(What to work on) For this exercise, print all of the entries exactly as given.

Stored records:
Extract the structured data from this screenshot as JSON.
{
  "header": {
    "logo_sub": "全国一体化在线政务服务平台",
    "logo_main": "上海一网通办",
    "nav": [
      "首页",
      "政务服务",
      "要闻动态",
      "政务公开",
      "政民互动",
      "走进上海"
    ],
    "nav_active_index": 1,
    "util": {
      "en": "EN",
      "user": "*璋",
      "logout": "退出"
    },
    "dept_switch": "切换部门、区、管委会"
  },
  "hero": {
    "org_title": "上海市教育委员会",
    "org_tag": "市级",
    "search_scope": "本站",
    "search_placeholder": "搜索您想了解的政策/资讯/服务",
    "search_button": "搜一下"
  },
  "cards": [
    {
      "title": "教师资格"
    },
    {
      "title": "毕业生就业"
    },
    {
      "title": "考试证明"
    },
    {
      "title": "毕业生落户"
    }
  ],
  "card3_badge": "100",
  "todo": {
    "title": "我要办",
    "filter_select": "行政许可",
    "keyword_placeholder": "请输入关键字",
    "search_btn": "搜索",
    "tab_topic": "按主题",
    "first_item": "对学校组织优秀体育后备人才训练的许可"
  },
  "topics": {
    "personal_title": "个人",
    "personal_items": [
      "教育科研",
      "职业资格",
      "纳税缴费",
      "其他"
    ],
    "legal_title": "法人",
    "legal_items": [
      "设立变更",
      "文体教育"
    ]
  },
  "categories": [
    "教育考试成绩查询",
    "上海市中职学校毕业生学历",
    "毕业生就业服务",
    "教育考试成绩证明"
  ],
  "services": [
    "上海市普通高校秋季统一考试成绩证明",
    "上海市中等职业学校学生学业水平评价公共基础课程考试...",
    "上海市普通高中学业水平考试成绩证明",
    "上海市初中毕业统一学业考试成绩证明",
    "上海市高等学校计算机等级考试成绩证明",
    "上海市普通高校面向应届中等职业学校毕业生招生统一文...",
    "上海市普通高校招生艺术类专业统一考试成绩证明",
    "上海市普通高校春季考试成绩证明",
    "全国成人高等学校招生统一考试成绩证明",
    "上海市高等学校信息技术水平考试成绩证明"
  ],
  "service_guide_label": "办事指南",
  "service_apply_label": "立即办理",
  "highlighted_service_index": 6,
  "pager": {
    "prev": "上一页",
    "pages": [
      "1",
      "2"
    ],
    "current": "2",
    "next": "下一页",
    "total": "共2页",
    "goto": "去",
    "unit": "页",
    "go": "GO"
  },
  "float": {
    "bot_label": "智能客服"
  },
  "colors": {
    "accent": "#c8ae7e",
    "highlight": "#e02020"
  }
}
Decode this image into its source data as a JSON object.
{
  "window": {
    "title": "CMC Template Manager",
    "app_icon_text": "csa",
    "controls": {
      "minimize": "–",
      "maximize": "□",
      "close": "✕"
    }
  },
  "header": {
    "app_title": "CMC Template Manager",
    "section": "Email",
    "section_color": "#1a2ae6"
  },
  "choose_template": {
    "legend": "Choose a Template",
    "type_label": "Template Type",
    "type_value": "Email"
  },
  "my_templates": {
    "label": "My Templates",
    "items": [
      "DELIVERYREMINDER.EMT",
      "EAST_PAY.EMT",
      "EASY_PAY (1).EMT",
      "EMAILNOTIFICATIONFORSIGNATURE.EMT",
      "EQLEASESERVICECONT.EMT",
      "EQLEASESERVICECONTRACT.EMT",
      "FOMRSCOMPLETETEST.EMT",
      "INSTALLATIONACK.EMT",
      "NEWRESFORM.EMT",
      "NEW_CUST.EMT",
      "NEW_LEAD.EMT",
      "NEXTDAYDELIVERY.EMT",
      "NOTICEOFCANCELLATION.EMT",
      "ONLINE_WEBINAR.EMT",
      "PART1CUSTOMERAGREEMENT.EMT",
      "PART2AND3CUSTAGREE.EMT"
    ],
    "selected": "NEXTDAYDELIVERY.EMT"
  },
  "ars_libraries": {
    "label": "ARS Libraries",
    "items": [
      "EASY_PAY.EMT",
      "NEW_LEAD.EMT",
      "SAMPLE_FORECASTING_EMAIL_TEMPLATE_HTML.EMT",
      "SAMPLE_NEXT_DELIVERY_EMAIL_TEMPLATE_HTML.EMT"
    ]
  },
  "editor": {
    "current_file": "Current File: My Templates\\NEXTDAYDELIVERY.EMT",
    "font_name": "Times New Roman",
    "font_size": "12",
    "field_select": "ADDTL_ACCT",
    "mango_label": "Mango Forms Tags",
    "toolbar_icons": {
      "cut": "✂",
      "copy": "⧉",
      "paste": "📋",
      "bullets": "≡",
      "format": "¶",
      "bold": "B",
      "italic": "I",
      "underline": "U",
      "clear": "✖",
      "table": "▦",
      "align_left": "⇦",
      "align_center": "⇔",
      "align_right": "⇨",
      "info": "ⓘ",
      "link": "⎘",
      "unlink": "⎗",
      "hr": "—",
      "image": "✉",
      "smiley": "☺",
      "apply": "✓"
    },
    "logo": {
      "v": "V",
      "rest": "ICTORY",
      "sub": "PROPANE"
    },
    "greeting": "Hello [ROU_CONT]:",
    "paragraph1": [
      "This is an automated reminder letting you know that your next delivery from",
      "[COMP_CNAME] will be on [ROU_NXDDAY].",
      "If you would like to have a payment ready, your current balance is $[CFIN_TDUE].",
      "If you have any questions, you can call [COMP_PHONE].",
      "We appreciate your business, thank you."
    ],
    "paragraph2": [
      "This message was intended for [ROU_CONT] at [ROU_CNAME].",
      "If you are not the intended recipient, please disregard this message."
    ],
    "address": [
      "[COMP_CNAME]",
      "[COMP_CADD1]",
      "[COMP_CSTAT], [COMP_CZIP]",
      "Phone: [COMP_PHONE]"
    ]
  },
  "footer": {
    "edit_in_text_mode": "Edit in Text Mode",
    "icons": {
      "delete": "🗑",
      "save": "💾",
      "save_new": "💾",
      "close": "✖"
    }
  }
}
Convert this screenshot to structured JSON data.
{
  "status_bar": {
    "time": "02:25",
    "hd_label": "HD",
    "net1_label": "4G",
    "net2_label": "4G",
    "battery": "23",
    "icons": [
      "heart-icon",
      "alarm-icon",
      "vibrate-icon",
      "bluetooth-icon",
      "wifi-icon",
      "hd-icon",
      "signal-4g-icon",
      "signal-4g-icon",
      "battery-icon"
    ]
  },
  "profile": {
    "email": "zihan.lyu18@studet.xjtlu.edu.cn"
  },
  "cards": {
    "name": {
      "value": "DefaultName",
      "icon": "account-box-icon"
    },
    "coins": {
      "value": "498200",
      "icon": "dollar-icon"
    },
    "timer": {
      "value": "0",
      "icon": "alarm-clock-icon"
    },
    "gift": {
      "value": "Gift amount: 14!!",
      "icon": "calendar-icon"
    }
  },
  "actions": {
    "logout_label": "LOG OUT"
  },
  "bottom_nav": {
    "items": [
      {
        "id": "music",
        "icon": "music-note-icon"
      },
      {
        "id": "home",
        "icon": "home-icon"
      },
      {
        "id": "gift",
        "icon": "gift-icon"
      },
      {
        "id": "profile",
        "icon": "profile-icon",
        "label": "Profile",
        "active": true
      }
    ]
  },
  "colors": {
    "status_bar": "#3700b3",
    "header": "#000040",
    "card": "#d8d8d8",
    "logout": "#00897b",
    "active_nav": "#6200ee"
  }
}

(Exercise output)
Extract the structured data from this screenshot as JSON.
{
  "header": {
    "logo_sub": "全国一体化在线政务服务平台",
    "logo_main": "上海一网通办",
    "nav": [
      "首页",
      "政务服务",
      "要闻动态",
      "政务公开",
      "政民互动",
      "走进上海"
    ],
    "nav_active_index": 1,
    "util": {
      "en": "EN",
      "user": "*璋",
      "logout": "退出"
    },
    "dept_switch": "切换部门、区、管委会"
  },
  "hero": {
    "org_title": "上海市教育委员会",
    "org_tag": "市级",
    "search_scope": "本站",
    "search_placeholder": "搜索您想了解的政策/资讯/服务",
    "search_button": "搜一下"
  },
  "cards": [
    {
      "title": "教师资格"
    },
    {
      "title": "毕业生就业"
    },
    {
      "title": "考试证明"
    },
    {
      "title": "毕业生落户"
    }
  ],
  "card3_badge": "100",
  "todo": {
    "title": "我要办",
    "filter_select": "行政许可",
    "keyword_placeholder": "请输入关键字",
    "search_btn": "搜索",
    "tab_topic": "按主题",
    "first_item": "对学校组织优秀体育后备人才训练的许可"
  },
  "topics": {
    "personal_title": "个人",
    "personal_items": [
      "教育科研",
      "职业资格",
      "纳税缴费",
      "其他"
    ],
    "legal_title": "法人",
    "legal_items": [
      "设立变更",
      "文体教育"
    ]
  },
  "categories": [
    "教育考试成绩查询",
    "上海市中职学校毕业生学历",
    "毕业生就业服务",
    "教育考试成绩证明"
  ],
  "services": [
    "上海市普通高校秋季统一考试成绩证明",
    "上海市中等职业学校学生学业水平评价公共基础课程考试...",
    "上海市普通高中学业水平考试成绩证明",
    "上海市初中毕业统一学业考试成绩证明",
    "上海市高等学校计算机等级考试成绩证明",
    "上海市普通高校面向应届中等职业学校毕业生招生统一文...",
    "上海市普通高校招生艺术类专业统一考试成绩证明",
    "上海市普通高校春季考试成绩证明",
    "全国成人高等学校招生统一考试成绩证明",
    "上海市高等学校信息技术水平考试成绩证明"
  ],
  "service_guide_label": "办事指南",
  "service_apply_label": "立即办理",
  "highlighted_service_index": 6,
  "pager": {
    "prev": "上一页",
    "pages": [
      "1",
      "2"
    ],
    "current": "2",
    "next": "下一页",
    "total": "共2页",
    "goto": "去",
    "unit": "页",
    "go": "GO"
  },
  "float": {
    "bot_label": "智能客服"
  },
  "colors": {
    "accent": "#c8ae7e",
    "highlight": "#e02020"
  }
}
Decode this image into its source data as a JSON object.
{
  "window": {
    "title": "CMC Template Manager",
    "app_icon_text": "csa",
    "controls": {
      "minimize": "–",
      "maximize": "□",
      "close": "✕"
    }
  },
  "header": {
    "app_title": "CMC Template Manager",
    "section": "Email",
    "section_color": "#1a2ae6"
  },
  "choose_template": {
    "legend": "Choose a Template",
    "type_label": "Template Type",
    "type_value": "Email"
  },
  "my_templates": {
    "label": "My Templates",
    "items": [
      "DELIVERYREMINDER.EMT",
      "EAST_PAY.EMT",
      "EASY_PAY (1).EMT",
      "EMAILNOTIFICATIONFORSIGNATURE.EMT",
      "EQLEASESERVICECONT.EMT",
      "EQLEASESERVICECONTRACT.EMT",
      "FOMRSCOMPLETETEST.EMT",
      "INSTALLATIONACK.EMT",
      "NEWRESFORM.EMT",
      "NEW_CUST.EMT",
      "NEW_LEAD.EMT",
      "NEXTDAYDELIVERY.EMT",
      "NOTICEOFCANCELLATION.EMT",
      "ONLINE_WEBINAR.EMT",
      "PART1CUSTOMERAGREEMENT.EMT",
      "PART2AND3CUSTAGREE.EMT"
    ],
    "selected": "NEXTDAYDELIVERY.EMT"
  },
  "ars_libraries": {
    "label": "ARS Libraries",
    "items": [
      "EASY_PAY.EMT",
      "NEW_LEAD.EMT",
      "SAMPLE_FORECASTING_EMAIL_TEMPLATE_HTML.EMT",
      "SAMPLE_NEXT_DELIVERY_EMAIL_TEMPLATE_HTML.EMT"
    ]
  },
  "editor": {
    "current_file": "Current File: My Templates\\NEXTDAYDELIVERY.EMT",
    "font_name": "Times New Roman",
    "font_size": "12",
    "field_select": "ADDTL_ACCT",
    "mango_label": "Mango Forms Tags",
    "toolbar_icons": {
      "cut": "✂",
      "copy": "⧉",
      "paste": "📋",
      "bullets": "≡",
      "format": "¶",
      "bold": "B",
      "italic": "I",
      "underline": "U",
      "clear": "✖",
      "table": "▦",
      "align_left": "⇦",
      "align_center": "⇔",
      "align_right": "⇨",
      "info": "ⓘ",
      "link": "⎘",
      "unlink": "⎗",
      "hr": "—",
      "image": "✉",
      "smiley": "☺",
      "apply": "✓"
    },
    "logo": {
      "v": "V",
      "rest": "ICTORY",
      "sub": "PROPANE"
    },
    "greeting": "Hello [ROU_CONT]:",
    "paragraph1": [
      "This is an automated reminder letting you know that your next delivery from",
      "[COMP_CNAME] will be on [ROU_NXDDAY].",
      "If you would like to have a payment ready, your current balance is $[CFIN_TDUE].",
      "If you have any questions, you can call [COMP_PHONE].",
      "We appreciate your business, thank you."
    ],
    "paragraph2": [
      "This message was intended for [ROU_CONT] at [ROU_CNAME].",
      "If you are not the intended recipient, please disregard this message."
    ],
    "address": [
      "[COMP_CNAME]",
      "[COMP_CADD1]",
      "[COMP_CSTAT], [COMP_CZIP]",
      "Phone: [COMP_PHONE]"
    ]
  },
  "footer": {
    "edit_in_text_mode": "Edit in Text Mode",
    "icons": {
      "delete": "🗑",
      "save": "💾",
      "save_new": "💾",
      "close": "✖"
    }
  }
}
Convert this screenshot to structured JSON data.
{
  "status_bar": {
    "time": "02:25",
    "hd_label": "HD",
    "net1_label": "4G",
    "net2_label": "4G",
    "battery": "23",
    "icons": [
      "heart-icon",
      "alarm-icon",
      "vibrate-icon",
      "bluetooth-icon",
      "wifi-icon",
      "hd-icon",
      "signal-4g-icon",
      "signal-4g-icon",
      "battery-icon"
    ]
  },
  "profile": {
    "email": "zihan.lyu18@studet.xjtlu.edu.cn"
  },
  "cards": {
    "name": {
      "value": "DefaultName",
      "icon": "account-box-icon"
    },
    "coins": {
      "value": "498200",
      "icon": "dollar-icon"
    },
    "timer": {
      "value": "0",
      "icon": "alarm-clock-icon"
    },
    "gift": {
      "value": "Gift amount: 14!!",
      "icon": "calendar-icon"
    }
  },
  "actions": {
    "logout_label": "LOG OUT"
  },
  "bottom_nav": {
    "items": [
      {
        "id": "music",
        "icon": "music-note-icon"
      },
      {
        "id": "home",
        "icon": "home-icon"
      },
      {
        "id": "gift",
        "icon": "gift-icon"
      },
      {
        "id": "profile",
        "icon": "profile-icon",
        "label": "Profile",
        "active": true
      }
    ]
  },
  "colors": {
    "status_bar": "#3700b3",
    "header": "#000040",
    "card": "#d8d8d8",
    "logout": "#00897b",
    "active_nav": "#6200ee"
  }
}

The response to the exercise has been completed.